Tommy, who has very close connections to Kilchoan, did the run to raise funds for the playpark in memory of Caleb Cameron. Gael, Bert & Holly Cameron along with all the members of the Kilchoan Playpark Committee and everyone else who is supporting this cause would like to extend the Biggest Thank You to Tommy for putting himself through the pain barrier to complete the marathon and raise more than £2,000 for the Playpark.

Thank You also to everyone who sponsored Tommy and encouraged him on his way to having another marathon under his belt.

Donations towards the playpark are still being gratefully received and can be placed online at kilchoanplayparkfund.weebly.com

Tuesday, 16 November 2010

Sea Eagle Attack - More
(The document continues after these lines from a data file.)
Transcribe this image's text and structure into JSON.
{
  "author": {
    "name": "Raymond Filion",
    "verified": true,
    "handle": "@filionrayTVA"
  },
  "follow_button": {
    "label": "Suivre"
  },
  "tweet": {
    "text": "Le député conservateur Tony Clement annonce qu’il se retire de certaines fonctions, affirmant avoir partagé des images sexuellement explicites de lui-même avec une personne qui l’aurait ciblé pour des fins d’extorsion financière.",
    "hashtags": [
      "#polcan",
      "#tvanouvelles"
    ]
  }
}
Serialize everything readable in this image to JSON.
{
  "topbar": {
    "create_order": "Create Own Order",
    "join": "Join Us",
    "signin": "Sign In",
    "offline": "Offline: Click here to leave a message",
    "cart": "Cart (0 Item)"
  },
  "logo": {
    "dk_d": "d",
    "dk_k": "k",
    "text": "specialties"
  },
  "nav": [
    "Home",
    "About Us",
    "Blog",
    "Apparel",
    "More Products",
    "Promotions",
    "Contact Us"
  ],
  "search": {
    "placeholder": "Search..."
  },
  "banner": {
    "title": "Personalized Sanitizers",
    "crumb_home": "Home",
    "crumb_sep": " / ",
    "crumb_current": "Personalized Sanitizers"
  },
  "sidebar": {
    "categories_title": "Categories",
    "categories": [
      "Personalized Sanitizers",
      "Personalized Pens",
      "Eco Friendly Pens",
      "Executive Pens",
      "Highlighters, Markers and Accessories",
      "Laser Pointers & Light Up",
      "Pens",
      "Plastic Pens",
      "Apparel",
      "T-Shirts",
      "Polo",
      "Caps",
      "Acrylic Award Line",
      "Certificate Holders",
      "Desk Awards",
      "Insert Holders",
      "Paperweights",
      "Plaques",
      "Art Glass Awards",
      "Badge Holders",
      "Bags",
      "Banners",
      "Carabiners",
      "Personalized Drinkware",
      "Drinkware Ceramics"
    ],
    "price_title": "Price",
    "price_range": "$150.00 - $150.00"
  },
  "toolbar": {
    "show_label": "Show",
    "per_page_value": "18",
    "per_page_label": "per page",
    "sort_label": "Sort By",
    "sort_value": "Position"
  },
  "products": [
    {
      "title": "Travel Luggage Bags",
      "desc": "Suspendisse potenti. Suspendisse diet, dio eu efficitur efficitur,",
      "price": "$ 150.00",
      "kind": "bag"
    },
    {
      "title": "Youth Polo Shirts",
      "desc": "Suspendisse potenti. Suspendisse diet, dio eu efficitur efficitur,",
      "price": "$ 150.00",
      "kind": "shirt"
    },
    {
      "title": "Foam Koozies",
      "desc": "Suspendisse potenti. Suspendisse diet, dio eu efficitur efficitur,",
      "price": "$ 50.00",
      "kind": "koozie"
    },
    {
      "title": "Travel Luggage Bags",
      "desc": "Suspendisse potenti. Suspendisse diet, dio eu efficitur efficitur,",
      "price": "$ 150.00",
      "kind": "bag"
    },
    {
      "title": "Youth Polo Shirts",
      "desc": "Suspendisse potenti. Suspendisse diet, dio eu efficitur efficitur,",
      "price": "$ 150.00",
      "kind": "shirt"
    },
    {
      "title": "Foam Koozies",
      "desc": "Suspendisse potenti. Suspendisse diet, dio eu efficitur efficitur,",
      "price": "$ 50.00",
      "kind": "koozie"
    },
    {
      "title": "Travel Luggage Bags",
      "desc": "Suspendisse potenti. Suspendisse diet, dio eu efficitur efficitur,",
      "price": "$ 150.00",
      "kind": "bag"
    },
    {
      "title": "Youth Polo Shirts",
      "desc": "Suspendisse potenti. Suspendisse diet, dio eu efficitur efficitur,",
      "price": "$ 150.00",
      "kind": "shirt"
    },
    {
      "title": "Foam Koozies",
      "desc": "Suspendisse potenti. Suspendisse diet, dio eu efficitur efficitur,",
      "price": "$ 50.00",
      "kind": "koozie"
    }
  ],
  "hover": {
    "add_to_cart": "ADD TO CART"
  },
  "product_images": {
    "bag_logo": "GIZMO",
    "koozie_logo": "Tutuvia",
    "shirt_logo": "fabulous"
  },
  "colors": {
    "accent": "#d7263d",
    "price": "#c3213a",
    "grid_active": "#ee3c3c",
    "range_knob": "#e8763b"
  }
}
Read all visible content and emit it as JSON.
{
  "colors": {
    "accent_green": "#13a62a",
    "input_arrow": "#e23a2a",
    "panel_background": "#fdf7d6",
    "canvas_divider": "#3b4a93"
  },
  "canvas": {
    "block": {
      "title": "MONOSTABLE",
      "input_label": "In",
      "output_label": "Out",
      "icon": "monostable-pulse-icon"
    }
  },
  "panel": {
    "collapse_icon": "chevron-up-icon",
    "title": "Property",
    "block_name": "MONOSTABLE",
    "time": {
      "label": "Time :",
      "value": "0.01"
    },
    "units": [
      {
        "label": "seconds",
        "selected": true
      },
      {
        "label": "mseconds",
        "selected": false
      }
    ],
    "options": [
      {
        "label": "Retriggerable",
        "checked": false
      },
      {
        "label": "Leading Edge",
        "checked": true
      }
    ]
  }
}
Having checked with Morven, the Diary can now report that Titch saw the sea eagle when he checked his stock at Achnaha before going out for a day's fishing.

The eagle was sitting on the goose having an early breakfast - at Titch's expense.

The Diary is seeing sea eagles frequently at the moment. We watched yesterday as one soared majestically over Ormsaigbeg - but we would enjoy these sightings more knowing that farmers were compensated for their losses.

Portuairk to Bay MacNeil

On Sunday, with an hour or so to spare on a beautiful winter's day, we drove to Portuairk to walk over the hill to Bay MacNeil. Portuairk faces northeast across the bay to Sanna, and has a spur of Beinn Bhuidhe immediately behind it, so much of this lovely crofting village sees little winter sunlight, even at midday in mid-November. It's the village's one disadvantage. In summer, with its safe, sandy beaches and spectacular views, this place is little short of paradise.

Bay MacNeil lies immediately to the west of Portuairk, an easy half-hour's walk away, albeit over soft and boggy ground. Technically - the Diary was once a Geography teacher - the bay offers an excellent example of a 'tombolo', where an island has been joined to the mainland by a sand or shingle deposit. Other than at high tide, when the sea covers the beach, the bay itself is, strictly, a 'cove', since it has a narrow entrance. Coves offer excellent anchorages - this one must once have been used by the residents of the ruined croft house that stands a hundred metres behind the bay.

This photograph, taken from the island looking east, shows the other side of the tombolo, with the bay hidden to the left. The bare, rocky hill is called Sgurr nam Meann (sgurr, appropriately for this hill, means 'rocky peak', meann a 'young deer'). The hard rock which forms this uncompromising peak is the variety of gabbro called eucrite, gabbro being the coarse-grained version of the better-known lava, basalt.

Returning to Portuairk we looked northeast across Sanna Bay to the scattered houses of Sanna village and beyond, to the gaunt cliff commonly called The Cat's Face, whose Gaelic name is Carraig, which means 'promontory'. In the distance stand the snow-covered mountains beyond Knoydart.

We were out for longer than we had planned - it was so beautiful scrambling across the rocks around the bay that we had to drag ourselves away - and in that time saw not a soul outside the village. And the sands of Bay MacNeil were pristine, so no-one had ventured there that day.